Things finally appear to be changing to keep up with the times within the world of the clergy in the United Kingdom. It’s been twenty-five years since women have been allowed to be ordained into the Church of England, and in the last eighteen months, we’ve seen our first female bishops. It’s official – female clergy are now no longer an oddity, and have joined the ranks of working professional clergy in the United Kingdom. While I would never go so far as to say that total equality has been achieved across the board, by and large, things finally appear to be moving in the right direction within the UK.
However, there’s one area in which clergywomen were consistently being ignored – that of their professional attire. Luckily, it looks as if all that is about to change. Over the weekend, the UK publication The Telegraph ran a story about a new clothing line called Collared that is specifically geared-towards female members of the clergy.
The clothing line is the brainchild of the Rev Sandra Sykes, her friend Mandy Strevens, and their daughters Sarah and Melissa. Collared is an online boutique that caters expressly to female members of the clergy. The Telegraph reported on the details of the line’s mission.
Their new online boutique “Collared”, which specializes in day-to-day clothes for female clergy, made its debut last week at the Christian Resources Exhibition in London, a trade fair for all things ecclesiastical.
Church of England canons set out detailed instructions on the vestments clergy should wear while conducting services but say little about how they should dress in day-to-day ministry, other than that it should be something recognizable as a mark or sign of his (or her) “holy calling”.
That is almost universally interpreted by the wearing of clerical shirts and dog collars.
Stevens cites the fact that up until Collared, female members of the clergy were left to made due with the male version of a clerical shirt, which often left them feeling like a “man in drag.”
The line has already garnered national attention, and has a few high-profile fans. One of the first customers at the EcCel exhibition center, where the line recently made its debut, was the Rev Kate bottle, a young minister who also is one of the stars of the UK reality television program Gogglebox.

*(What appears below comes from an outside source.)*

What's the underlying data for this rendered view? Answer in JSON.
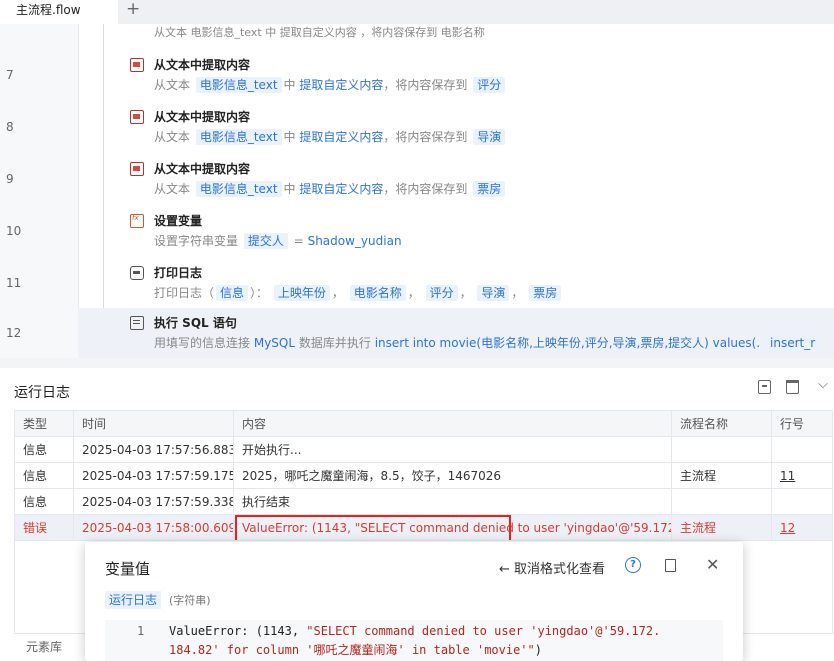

According to The Telegraph, the line is meant to be worn as “round the parish wear”, and in addition to being stylish, also puts comfort as a top priority. the collection is made up of simply-designed pieces, many which boast an almost mod, 60’s-like vibe with 3/4 sleeves, tunic styling, and even some geometric prints in the mix. The designers have lovingly dubbed their new line”clergy couture”, and by all accounts, it seems to reflect the modern lifestyle of today’s female members of the clergy. Mrs. Sykes explained to The Telegraph:

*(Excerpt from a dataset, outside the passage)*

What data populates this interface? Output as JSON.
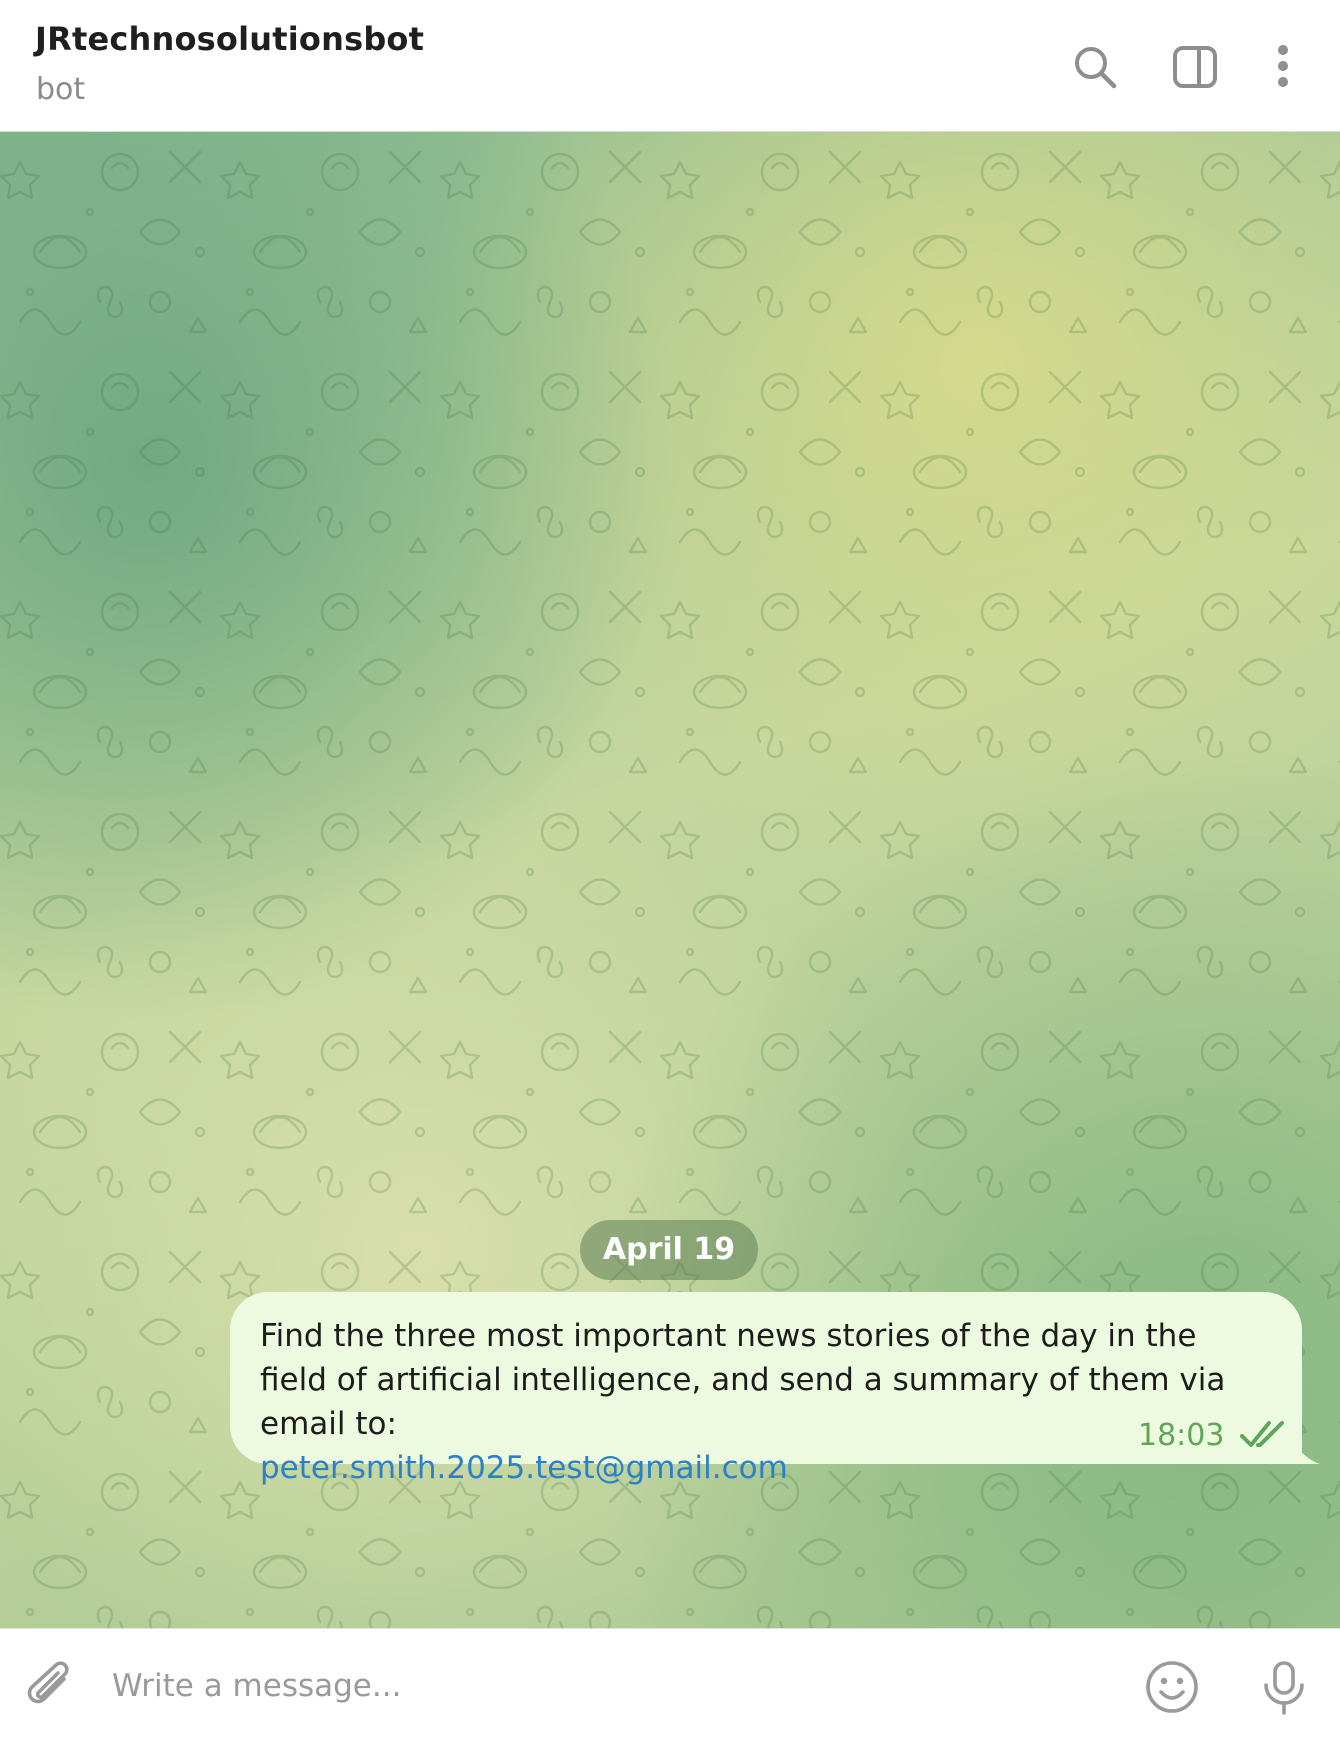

I do a lot of out-of-church ministry, I take services in the pub and at the beer festival. Women pushed the boundaries to start with and now the clothing needs to be pushed back to embrace the fact that women are in ministry too.
And the modern ethos doesn’t just end with the feminist twist on traditional clergy wear. The fabric itself of most of the garments seems to echo this sentiment of the UK clergy taking a step out of an archaic, paternalistic past and into the future.
Many of the tops are made mostly from cotton but with a small element – usually around five per cent – of Lycra. Melissa Strevens, Mandy’s daughter, laughs at the prospect of being responsible for what is almost certainly the first recorded example of clerical Lycras. “We will have to do a gym range,” she offers, only half joking. “We are already thinking about a maternity range, there is no maternity wear for the clergy at all at the moment.”
Interestingly enough, the line didn’t just go down swimmingly with the female members of the clergy; during the debut at the exhibition center, there were many enquiries from male members of the clergy as well. Mrs. Strevens told the Telegraph that the line “had lots of inquiries from make clergy too, especially the young guys. They just want something a bit more edgy.”
Personally, I think that if I were looking at a minister wearing a geometric print, a-line shift with 3/4 sleeves and a dog collar, or perhaps a skinny suit and collar in an embossed silk dupioni, I would probably spend a lot more time in church.